Hungary. According to
countryaah, the government began the year in conflict both
at home and in the EU, which expressed concern for democracy
in Hungary. The constitution that came into force at the New
Year was met by protests in the capital of Budapest from
close to 100,000 protesters, who accused the government of
wanting to introduce a one-party state.
In Brussels, the European Commission initiated legal
proceedings against Hungary, as the central bank appeared to
lose its independence and the judiciary risked weakening.
Hungary's voting rights in the EU were threatened, and one
third of the country's financial EU support was in danger
due to the country's high budget deficit.
The economy deteriorated, the value of the currency
forint fell to the bottom level and the interest rate on
Hungarian government bonds rose sharply. Hungary needed
loans from the International Monetary Fund (IMF) and the EU
but refused to bow to the terms of the lenders. The
government was partially forced to retreat in the face of EU
pressure and abandoned plans to merge the central bank and
the Financial Supervisory Authority.
In April, President Pál Schmitt found it too good to
resign after a university in Budapest accused him of
plagiarizing large parts of his doctoral dissertation.
Schmitt refused but could not resist the requirements for
departure. Parliament President László Kövér was appointed
head of state, and in May Parliament elected former
President and EU parliamentarian János Áder as new ordinary
Since the economy continued to shrink, Hungary resumed
negotiations with the EU and the IMF on crisis loans in
July. During the autumn, the government made concessions to
the lenders' demands and waived the idea of taxing the
central bank's financial transactions. As a result, the
chances of emergency loans increased.
Both the Hungarian Constitutional Court and the European
Court of Justice rejected the government's lowering of the
retirement age for judges and prosecutors from 70 to 62
years. The decision was referred to as age discrimination.
At the beginning of the year, unemployment reached over
11%, and in society an increase in xenophobia and
anti-Semitism was noticed. The right-wing party Jobbik held
threatening meetings and party leader Gábor Vona explained
that Roma who did not adapt must leave the country. A
leading politician in Jobbik, who had pronounced himself
anti-Semitic, was forced to abandon his mission when it
became clear that he was concealing his own Jewish burden.
Hungarian-Jewish author Ákos Kertész applied for asylum
in Canada during the year, pointing out that he was
threatened in Hungary after publishing an article on the
Hungarian involvement in the Holocaust. In July, 97-year-old
László Csizsik-Csatáry was arrested on suspicion of
contributing to the deportation of more than 15,000 Jews to
When Jobbiks MP Márton Gyöngyösi proposed in November
that the government should draw up lists of Jews, which he
thought constituted a security risk, the reaction became
fierce internationally, but also in Hungary.
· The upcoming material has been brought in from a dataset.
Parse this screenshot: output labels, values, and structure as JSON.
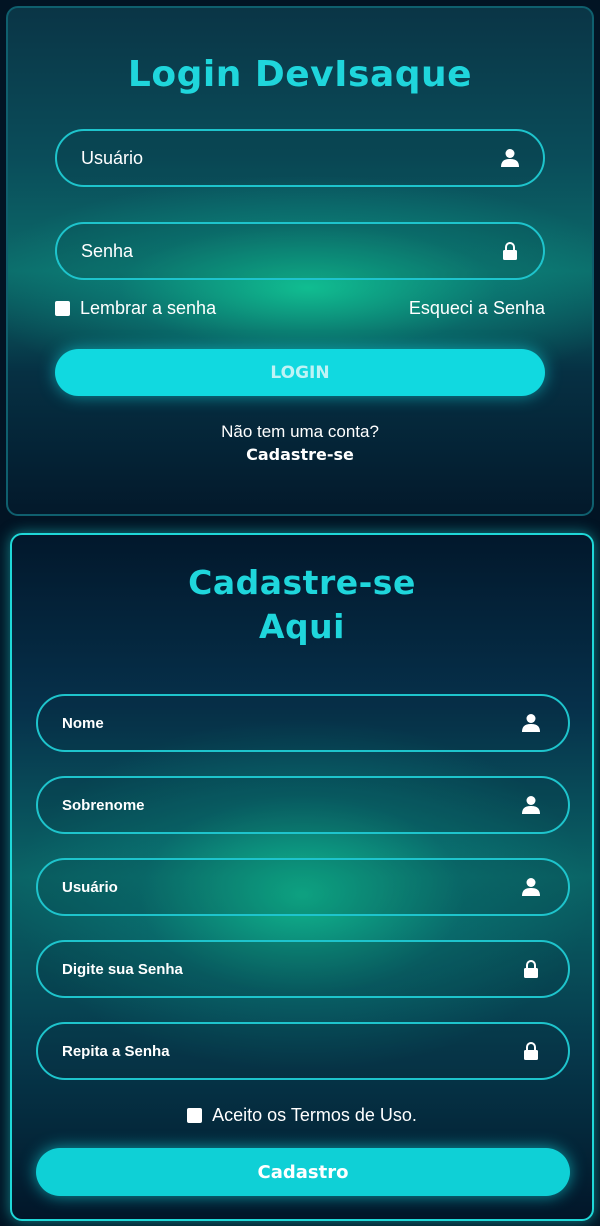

The government
condemned the statement, and in Budapest a large protest
demonstration was held outside Parliament against Jobbik.